Stored dataset items
[Start of Attachment]

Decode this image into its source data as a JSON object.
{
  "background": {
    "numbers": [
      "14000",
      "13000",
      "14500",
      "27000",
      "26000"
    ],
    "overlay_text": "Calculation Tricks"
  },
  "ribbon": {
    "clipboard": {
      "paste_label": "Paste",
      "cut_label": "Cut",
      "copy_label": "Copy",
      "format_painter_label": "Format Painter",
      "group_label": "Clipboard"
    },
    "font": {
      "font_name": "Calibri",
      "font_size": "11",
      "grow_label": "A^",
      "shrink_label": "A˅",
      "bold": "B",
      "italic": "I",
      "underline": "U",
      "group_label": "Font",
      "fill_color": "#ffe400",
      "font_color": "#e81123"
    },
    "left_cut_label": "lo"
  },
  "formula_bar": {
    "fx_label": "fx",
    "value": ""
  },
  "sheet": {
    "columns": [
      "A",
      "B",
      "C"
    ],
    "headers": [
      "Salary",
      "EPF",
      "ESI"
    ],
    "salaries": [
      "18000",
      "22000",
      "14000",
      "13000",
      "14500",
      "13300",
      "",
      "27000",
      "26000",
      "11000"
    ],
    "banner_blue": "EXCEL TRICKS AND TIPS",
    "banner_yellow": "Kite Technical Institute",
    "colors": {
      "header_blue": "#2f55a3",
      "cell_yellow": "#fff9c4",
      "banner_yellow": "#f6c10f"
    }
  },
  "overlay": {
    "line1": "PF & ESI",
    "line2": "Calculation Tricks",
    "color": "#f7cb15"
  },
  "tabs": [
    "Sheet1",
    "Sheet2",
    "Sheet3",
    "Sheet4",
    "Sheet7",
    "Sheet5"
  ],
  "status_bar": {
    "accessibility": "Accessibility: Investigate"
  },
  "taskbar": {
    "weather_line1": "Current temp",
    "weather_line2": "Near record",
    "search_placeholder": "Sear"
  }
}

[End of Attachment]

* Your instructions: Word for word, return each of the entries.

* Written answer:
Decode this image into its source data as a JSON object.
{
  "background": {
    "numbers": [
      "14000",
      "13000",
      "14500",
      "27000",
      "26000"
    ],
    "overlay_text": "Calculation Tricks"
  },
  "ribbon": {
    "clipboard": {
      "paste_label": "Paste",
      "cut_label": "Cut",
      "copy_label": "Copy",
      "format_painter_label": "Format Painter",
      "group_label": "Clipboard"
    },
    "font": {
      "font_name": "Calibri",
      "font_size": "11",
      "grow_label": "A^",
      "shrink_label": "A˅",
      "bold": "B",
      "italic": "I",
      "underline": "U",
      "group_label": "Font",
      "fill_color": "#ffe400",
      "font_color": "#e81123"
    },
    "left_cut_label": "lo"
  },
  "formula_bar": {
    "fx_label": "fx",
    "value": ""
  },
  "sheet": {
    "columns": [
      "A",
      "B",
      "C"
    ],
    "headers": [
      "Salary",
      "EPF",
      "ESI"
    ],
    "salaries": [
      "18000",
      "22000",
      "14000",
      "13000",
      "14500",
      "13300",
      "",
      "27000",
      "26000",
      "11000"
    ],
    "banner_blue": "EXCEL TRICKS AND TIPS",
    "banner_yellow": "Kite Technical Institute",
    "colors": {
      "header_blue": "#2f55a3",
      "cell_yellow": "#fff9c4",
      "banner_yellow": "#f6c10f"
    }
  },
  "overlay": {
    "line1": "PF & ESI",
    "line2": "Calculation Tricks",
    "color": "#f7cb15"
  },
  "tabs": [
    "Sheet1",
    "Sheet2",
    "Sheet3",
    "Sheet4",
    "Sheet7",
    "Sheet5"
  ],
  "status_bar": {
    "accessibility": "Accessibility: Investigate"
  },
  "taskbar": {
    "weather_line1": "Current temp",
    "weather_line2": "Near record",
    "search_placeholder": "Sear"
  }
}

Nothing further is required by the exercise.